  • Assessment--What did we learn?
Using rubrics and checklists, have students self-monitor their work and assess their projects, individually or collectively.  Teacher responds to student’s assessment, guides work to optimal performance, achievement of goals--success driven process.

Assess social goals through observation, conversation and respond with targeted intervention and teaching.
ScienceFocus on science units designated for the fourth grade and taught through rotations:
  • Weather/water systems
  • Electricity/Magnets
  • Animal Adaptation
  • Land Forms
  • Plate Tectonics (with visiting expert)

Teach science units with similar process as social studies units (listed above)

Endangered Species Research Project
  • Guide students through a multi-week interdisciplinary inquiry based research project to discover facts and information related to the plight of endangered species and how we can foster survival to protect our natural habitats and important natural resources.
Assess similar to social studies units (listed above)

I will revisit this chart in the days to come as I focus my efforts on the school year ahead.  Do you notice any glaring omissions?  What would you add or take away?  This chart will look different for every teacher and school, but the main categories of content area, essential skills/goals and assessment will remain the same.   Thanks for taking the time to share in this process, and I look forward to your feedback.

Visible Learning #educoach chat 7/25 Reflections

As noted, Visible Learning for Teachers by Hattie is providing me with many avenues to explore and improve my craft for student success next year.  It's a great research-based book filled with data that supports optimal teaching strategies.  As Kathy Perrot and Shira Leibowitz continue to facilitate the Wednesday evening discussion of the book, I continue to share, question, think, learn and plan for the year ahead.

Last night we discussed chapters four and five.
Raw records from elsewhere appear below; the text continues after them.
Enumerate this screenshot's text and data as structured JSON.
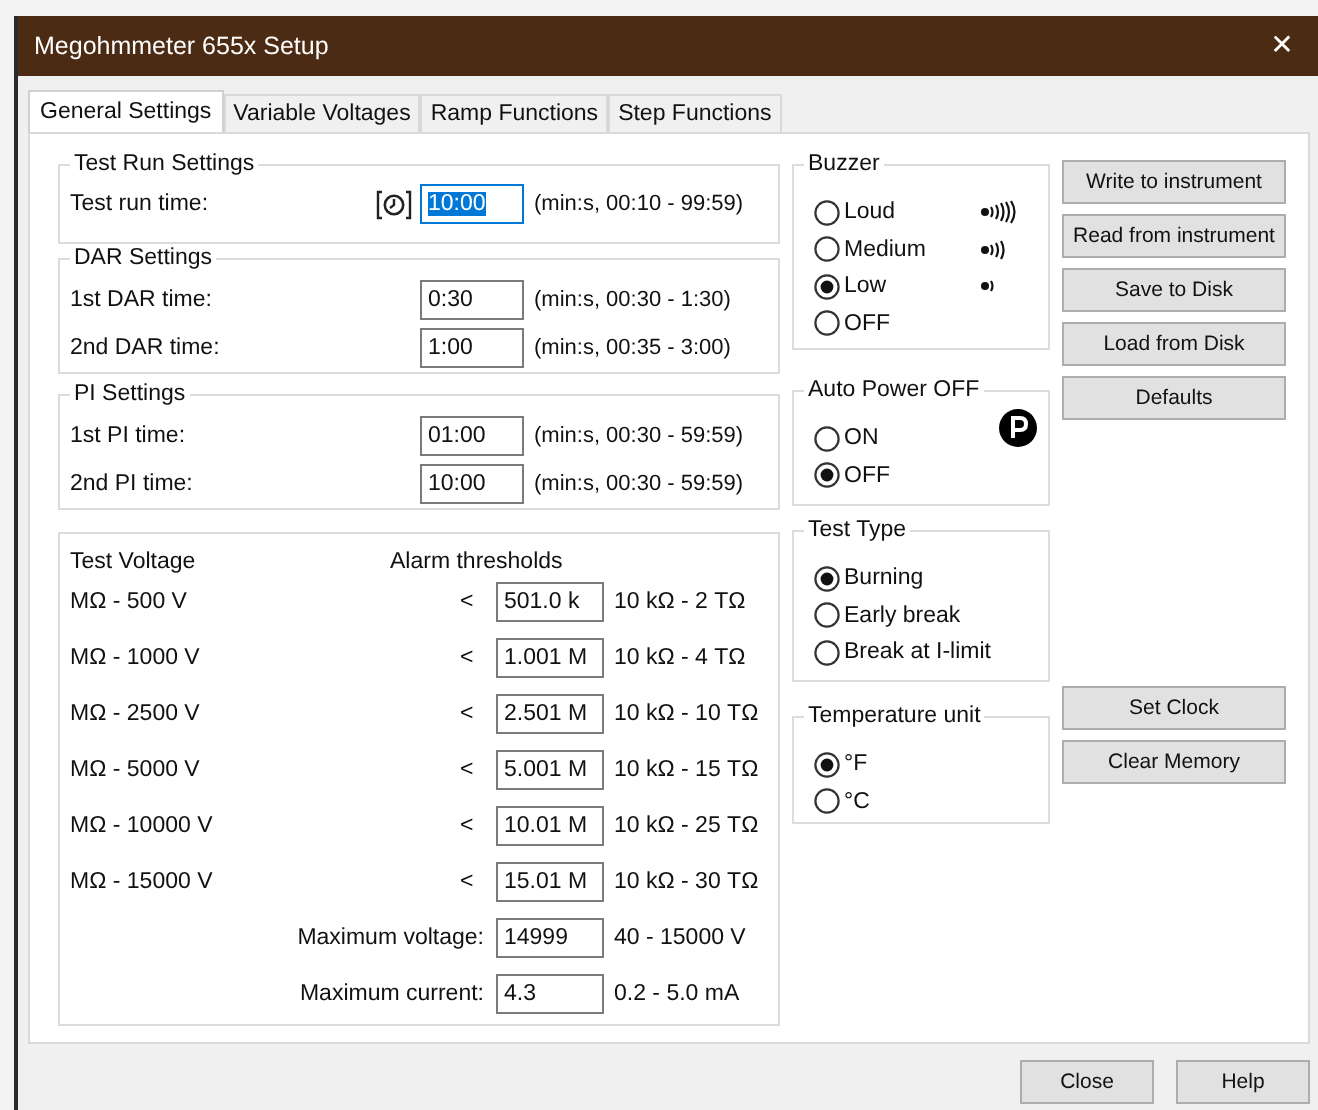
{
  "window": {
    "title": "Megohmmeter 655x Setup",
    "close": "✕"
  },
  "tabs": [
    {
      "label": "General Settings",
      "selected": true
    },
    {
      "label": "Variable Voltages",
      "selected": false
    },
    {
      "label": "Ramp Functions",
      "selected": false
    },
    {
      "label": "Step Functions",
      "selected": false
    }
  ],
  "time_groups": [
    {
      "title": "Test Run Settings",
      "fields": [
        {
          "label": "Test run time:",
          "value": "10:00",
          "hint": "(min:s, 00:10 - 99:59)",
          "focused": true,
          "kind": "timer"
        }
      ]
    },
    {
      "title": "DAR Settings",
      "fields": [
        {
          "label": "1st DAR time:",
          "value": "0:30",
          "hint": "(min:s, 00:30 - 1:30)",
          "focused": false,
          "kind": "plain"
        },
        {
          "label": "2nd DAR time:",
          "value": "1:00",
          "hint": "(min:s, 00:35 - 3:00)",
          "focused": false,
          "kind": "plain"
        }
      ]
    },
    {
      "title": "PI Settings",
      "fields": [
        {
          "label": "1st PI time:",
          "value": "01:00",
          "hint": "(min:s, 00:30 - 59:59)",
          "focused": false,
          "kind": "plain"
        },
        {
          "label": "2nd PI time:",
          "value": "10:00",
          "hint": "(min:s, 00:30 - 59:59)",
          "focused": false,
          "kind": "plain"
        }
      ]
    }
  ],
  "alarms": {
    "voltage_heading": "Test Voltage",
    "threshold_heading": "Alarm thresholds",
    "rows": [
      {
        "label": "MΩ - 500 V",
        "sign": "<",
        "value": "501.0 k",
        "range": "10 kΩ - 2 TΩ"
      },
      {
        "label": "MΩ - 1000 V",
        "sign": "<",
        "value": "1.001 M",
        "range": "10 kΩ - 4 TΩ"
      },
      {
        "label": "MΩ - 2500 V",
        "sign": "<",
        "value": "2.501 M",
        "range": "10 kΩ - 10 TΩ"
      },
      {
        "label": "MΩ - 5000 V",
        "sign": "<",
        "value": "5.001 M",
        "range": "10 kΩ - 15 TΩ"
      },
      {
        "label": "MΩ - 10000 V",
        "sign": "<",
        "value": "10.01 M",
        "range": "10 kΩ - 25 TΩ"
      },
      {
        "label": "MΩ - 15000 V",
        "sign": "<",
        "value": "15.01 M",
        "range": "10 kΩ - 30 TΩ"
      }
    ],
    "limits": [
      {
        "label": "Maximum voltage:",
        "value": "14999",
        "range": "40 - 15000 V"
      },
      {
        "label": "Maximum current:",
        "value": "4.3",
        "range": "0.2 - 5.0 mA"
      }
    ]
  },
  "radio_groups": [
    {
      "title": "Buzzer",
      "kind": "buzzer",
      "options": [
        {
          "label": "Loud",
          "selected": false,
          "kind": "loud"
        },
        {
          "label": "Medium",
          "selected": false,
          "kind": "medium"
        },
        {
          "label": "Low",
          "selected": true,
          "kind": "low"
        },
        {
          "label": "OFF",
          "selected": false,
          "kind": "none"
        }
      ]
    },
    {
      "title": "Auto Power OFF",
      "kind": "power",
      "options": [
        {
          "label": "ON",
          "selected": false,
          "kind": "none"
        },
        {
          "label": "OFF",
          "selected": true,
          "kind": "none"
        }
      ]
    },
    {
      "title": "Test Type",
      "kind": "plain",
      "options": [
        {
          "label": "Burning",
          "selected": true,
          "kind": "none"
        },
        {
          "label": "Early break",
          "selected": false,
          "kind": "none"
        },
        {
          "label": "Break at I-limit",
          "selected": false,
          "kind": "none"
        }
      ]
    },
    {
      "title": "Temperature unit",
      "kind": "plain",
      "options": [
        {
          "label": "°F",
          "selected": true,
          "kind": "none"
        },
        {
          "label": "°C",
          "selected": false,
          "kind": "none"
        }
      ]
    }
  ],
  "side_buttons": [
    "Write to instrument",
    "Read from instrument",
    "Save to Disk",
    "Load from Disk",
    "Defaults"
  ],
  "lower_buttons": [
    "Set Clock",
    "Clear Memory"
  ],
  "footer_buttons": [
    "Close",
    "Help"
  ]
}
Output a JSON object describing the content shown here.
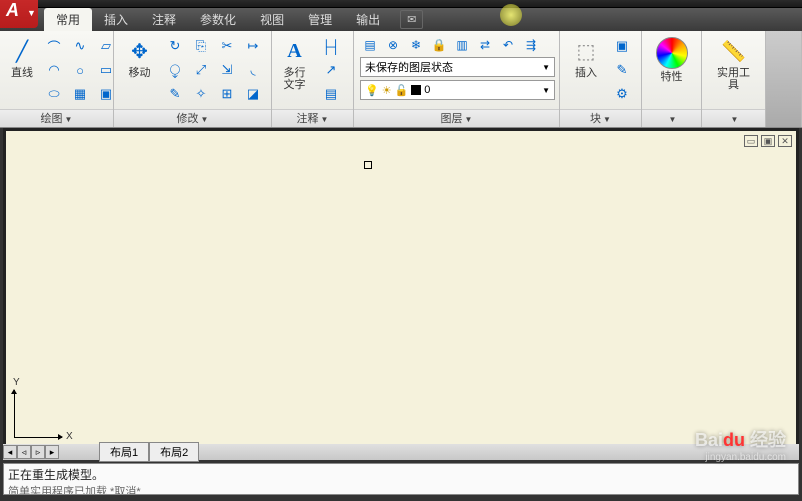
{
  "app": {
    "logo": "A"
  },
  "menubar": {
    "tabs": [
      "常用",
      "插入",
      "注释",
      "参数化",
      "视图",
      "管理",
      "输出"
    ],
    "mail_icon": "✉"
  },
  "ribbon": {
    "draw": {
      "title": "绘图",
      "line_label": "直线"
    },
    "modify": {
      "title": "修改",
      "move_label": "移动"
    },
    "annotate": {
      "title": "注释",
      "text_label": "多行\n文字"
    },
    "layers": {
      "title": "图层",
      "state": "未保存的图层状态",
      "current": "0"
    },
    "block": {
      "title": "块",
      "insert_label": "插入"
    },
    "prop": {
      "title": "特性"
    },
    "util": {
      "title": "实用工具"
    }
  },
  "layout": {
    "nav": [
      "◂",
      "◃",
      "▹",
      "▸"
    ],
    "tabs": [
      "布局1",
      "布局2"
    ]
  },
  "ucs": {
    "x": "X",
    "y": "Y"
  },
  "canvas_controls": [
    "▭",
    "▣",
    "✕"
  ],
  "command": {
    "line1": "正在重生成模型。",
    "line2": "简单实用程序已加载   *取消*"
  },
  "watermark": {
    "brand": "Bai",
    "brand2": "du",
    "suffix": "经验",
    "url": "jingyan.baidu.com"
  }
}
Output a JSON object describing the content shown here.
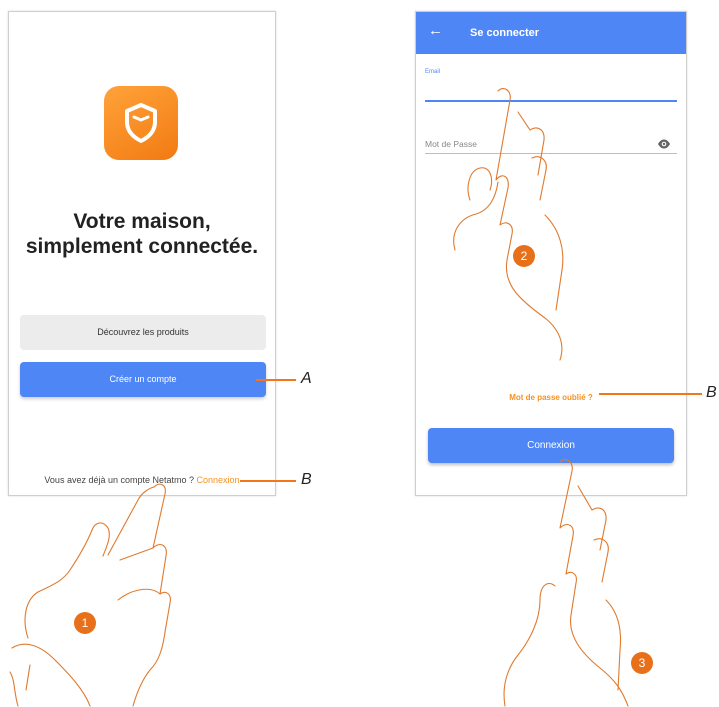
{
  "screen_welcome": {
    "headline_line1": "Votre maison,",
    "headline_line2": "simplement connectée.",
    "discover_button": "Découvrez les produits",
    "create_account_button": "Créer un compte",
    "account_prompt": "Vous avez déjà un compte Netatmo ?",
    "login_link": "Connexion"
  },
  "screen_login": {
    "title": "Se connecter",
    "email_label": "Email",
    "password_placeholder": "Mot de Passe",
    "forgot_password_link": "Mot de passe oublié ?",
    "login_button": "Connexion"
  },
  "callouts": {
    "a": "A",
    "b1": "B",
    "b2": "B"
  },
  "steps": [
    "1",
    "2",
    "3"
  ],
  "colors": {
    "primary_blue": "#4f86f5",
    "accent_orange": "#f7901e",
    "callout_orange": "#f2761a"
  },
  "icons": {
    "logo": "shield-icon",
    "back": "arrow-left-icon",
    "password_visibility": "eye-icon",
    "hands": "pointing-hand-icon"
  }
}
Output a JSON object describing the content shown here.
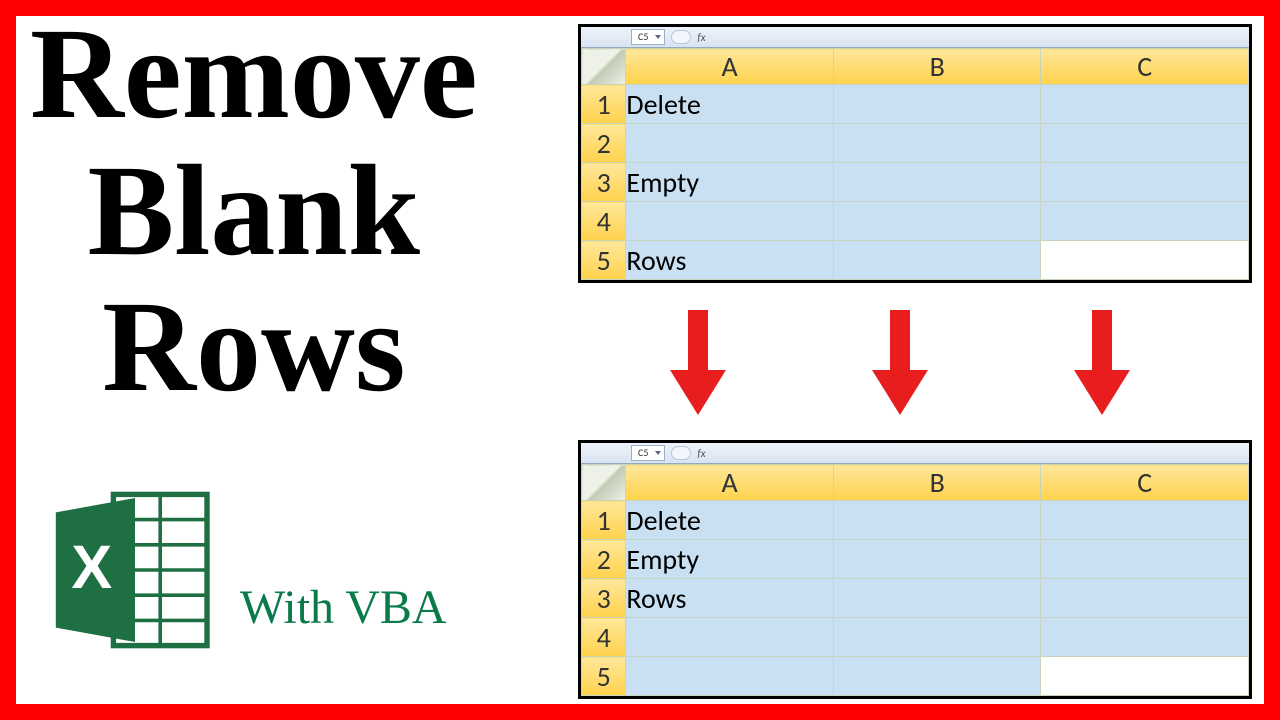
{
  "title": {
    "l1": "Remove",
    "l2": "Blank",
    "l3": "Rows"
  },
  "subtitle": "With VBA",
  "namebox": "C5",
  "fx": "fx",
  "cols": [
    "A",
    "B",
    "C"
  ],
  "sheet_top": {
    "rows": [
      "1",
      "2",
      "3",
      "4",
      "5"
    ],
    "data": [
      [
        "Delete",
        "",
        ""
      ],
      [
        "",
        "",
        ""
      ],
      [
        "Empty",
        "",
        ""
      ],
      [
        "",
        "",
        ""
      ],
      [
        "Rows",
        "",
        ""
      ]
    ],
    "active": {
      "r": 4,
      "c": 2
    }
  },
  "sheet_bottom": {
    "rows": [
      "1",
      "2",
      "3",
      "4",
      "5"
    ],
    "data": [
      [
        "Delete",
        "",
        ""
      ],
      [
        "Empty",
        "",
        ""
      ],
      [
        "Rows",
        "",
        ""
      ],
      [
        "",
        "",
        ""
      ],
      [
        "",
        "",
        ""
      ]
    ],
    "active": {
      "r": 4,
      "c": 2
    }
  },
  "logo": {
    "color_dark": "#1e6f41",
    "color_light": "#2fa366"
  }
}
Both chapters demonstrated the strength that collaborative peer-peer work brings both to student and teacher learning and instruction.  The chapters gave me many ideas related to our PLC and RTI efforts as well as ways to manage the classroom so students are doing most of the talking and activity in collaborative efforts as they work towards specific, explicit learning goals.

I will also tighten up curriculum so that our goals are even more specific and explicit than in the past--from the start of each learning endeavor, lesson, project or unit, the students and I will discuss the following questions:
  1. What do we aim to learn?
  2. What do you know already about the topic?
  3. Why do we need or want to learn this?
  4. How will you know when you have learned this?  What will it look like?
  5. What strategies, processes and activities will you use to achieve the learning goal?
  6. How will you monitor your learning to see if you've learned it or not?
  7. How can teachers and peers help you to achieve the goal?
  8. When do you hope to complete this task?
We will create learning charts for individuals, small groups and the entire class to assist this process. For starters, I will begin using this strategy with two discrete learning areas: keyboarding and math facts.  Working with students we'll use the questions above and start the learning process during the first days of school.  These remain integral areas of the curriculum for fourth graders, and areas that fourth graders can master considerable control over the process, content and outcomes early in the year.

In the days to come, I'll design the efforts specifically and share them on this blog.  Later, I'll do the same thing for our first project of the year: The Self Portrait Poetry Anthology.

Hattie's book is prompting me to be more explicit, specific and focused with the way I guide, assess and monitor student learning. Rather than simply teaching a broad unit and accepting what students learn, Hattie pushes me to teach the unit so that all children reach high expectations through significant collaborative effort, self monitoring, effective dialogue, coaching and student voice. I will continue to put students in the "driver's seat" of their education, but I'll be much more persistant and specific about the roads they travel, the efficiency of their "driving" and the specific strategies they use along the way because as Hattie points out, I know my "impact."